* TASK INPUTS:
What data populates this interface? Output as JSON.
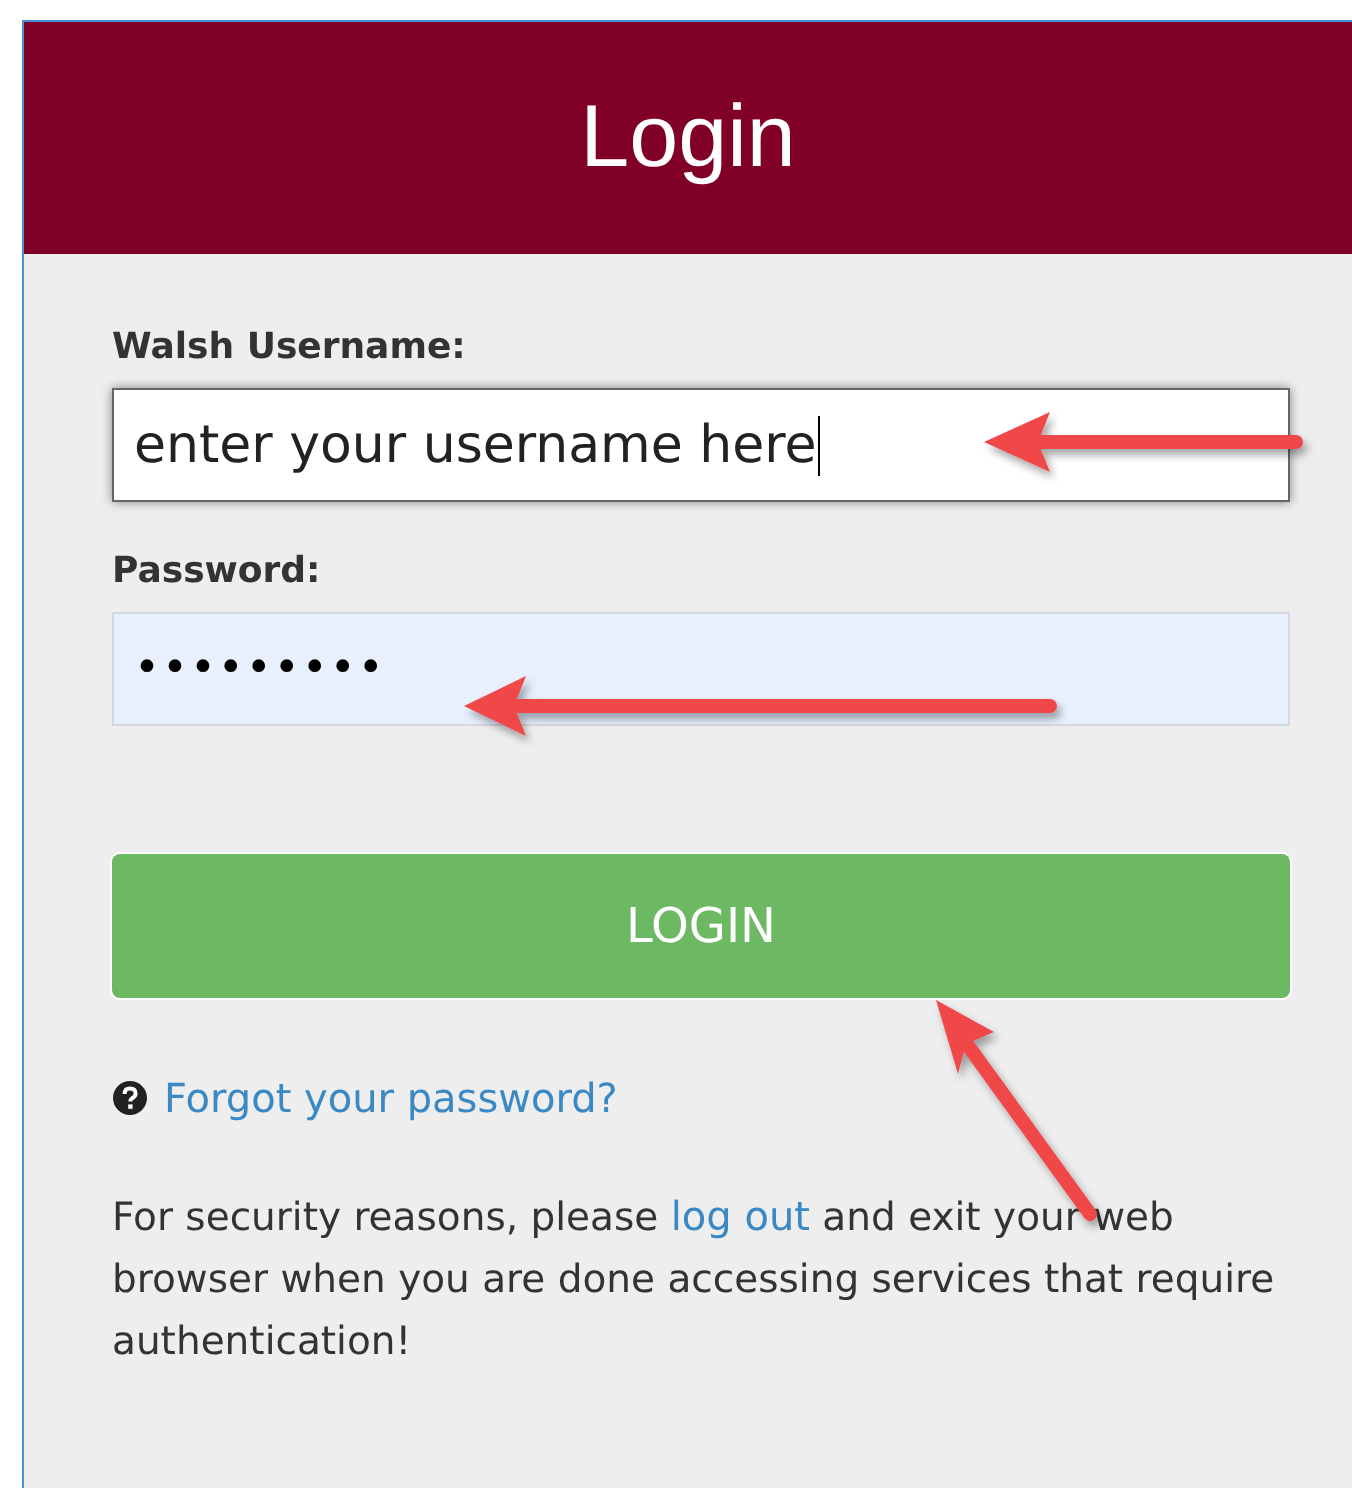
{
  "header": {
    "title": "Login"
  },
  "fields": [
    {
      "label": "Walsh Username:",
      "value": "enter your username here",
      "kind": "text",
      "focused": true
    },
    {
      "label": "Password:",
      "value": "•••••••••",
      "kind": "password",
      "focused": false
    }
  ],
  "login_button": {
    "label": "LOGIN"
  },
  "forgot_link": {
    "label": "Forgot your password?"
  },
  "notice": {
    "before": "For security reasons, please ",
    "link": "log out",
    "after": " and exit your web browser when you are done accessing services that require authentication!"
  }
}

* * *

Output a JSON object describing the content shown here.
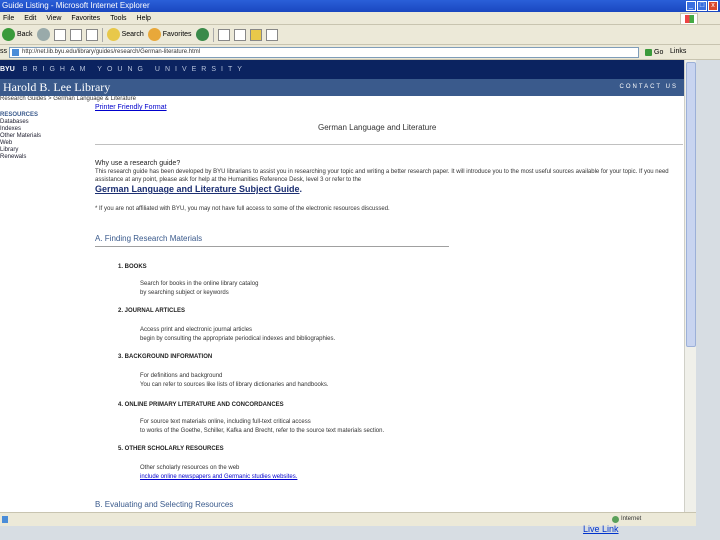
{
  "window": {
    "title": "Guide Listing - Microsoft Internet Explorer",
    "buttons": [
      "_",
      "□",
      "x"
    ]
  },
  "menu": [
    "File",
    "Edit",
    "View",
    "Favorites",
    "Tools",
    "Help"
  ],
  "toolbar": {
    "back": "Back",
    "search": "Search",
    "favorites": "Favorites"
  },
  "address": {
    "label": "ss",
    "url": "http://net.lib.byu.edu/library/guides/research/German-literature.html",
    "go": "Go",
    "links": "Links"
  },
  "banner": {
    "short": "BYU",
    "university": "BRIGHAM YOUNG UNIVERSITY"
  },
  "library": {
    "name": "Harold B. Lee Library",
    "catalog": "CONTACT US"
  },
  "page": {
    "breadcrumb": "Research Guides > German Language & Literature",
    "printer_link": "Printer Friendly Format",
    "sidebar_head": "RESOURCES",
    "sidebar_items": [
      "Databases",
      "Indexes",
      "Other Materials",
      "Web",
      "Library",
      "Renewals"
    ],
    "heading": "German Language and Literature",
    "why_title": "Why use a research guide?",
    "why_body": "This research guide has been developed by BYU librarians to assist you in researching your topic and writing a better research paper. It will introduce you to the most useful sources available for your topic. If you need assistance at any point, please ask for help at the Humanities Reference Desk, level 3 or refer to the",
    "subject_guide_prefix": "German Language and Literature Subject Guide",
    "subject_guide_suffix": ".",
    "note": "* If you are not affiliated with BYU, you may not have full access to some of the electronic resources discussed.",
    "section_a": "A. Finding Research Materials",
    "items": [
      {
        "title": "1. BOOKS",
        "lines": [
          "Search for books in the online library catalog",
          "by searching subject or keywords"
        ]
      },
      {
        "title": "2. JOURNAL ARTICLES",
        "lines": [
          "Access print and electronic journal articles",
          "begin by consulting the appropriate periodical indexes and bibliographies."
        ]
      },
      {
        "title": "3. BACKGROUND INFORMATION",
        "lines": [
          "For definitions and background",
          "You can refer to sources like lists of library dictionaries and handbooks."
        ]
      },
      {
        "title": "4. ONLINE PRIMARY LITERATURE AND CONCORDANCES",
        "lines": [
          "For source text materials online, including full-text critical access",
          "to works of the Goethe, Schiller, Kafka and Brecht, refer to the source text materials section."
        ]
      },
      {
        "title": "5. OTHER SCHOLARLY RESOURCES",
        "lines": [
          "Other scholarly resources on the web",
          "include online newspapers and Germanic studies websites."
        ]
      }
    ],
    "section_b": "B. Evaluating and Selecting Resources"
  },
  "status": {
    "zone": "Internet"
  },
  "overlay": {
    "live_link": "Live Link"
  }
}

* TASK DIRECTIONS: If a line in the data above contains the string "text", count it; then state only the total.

* FINAL ANSWER: 3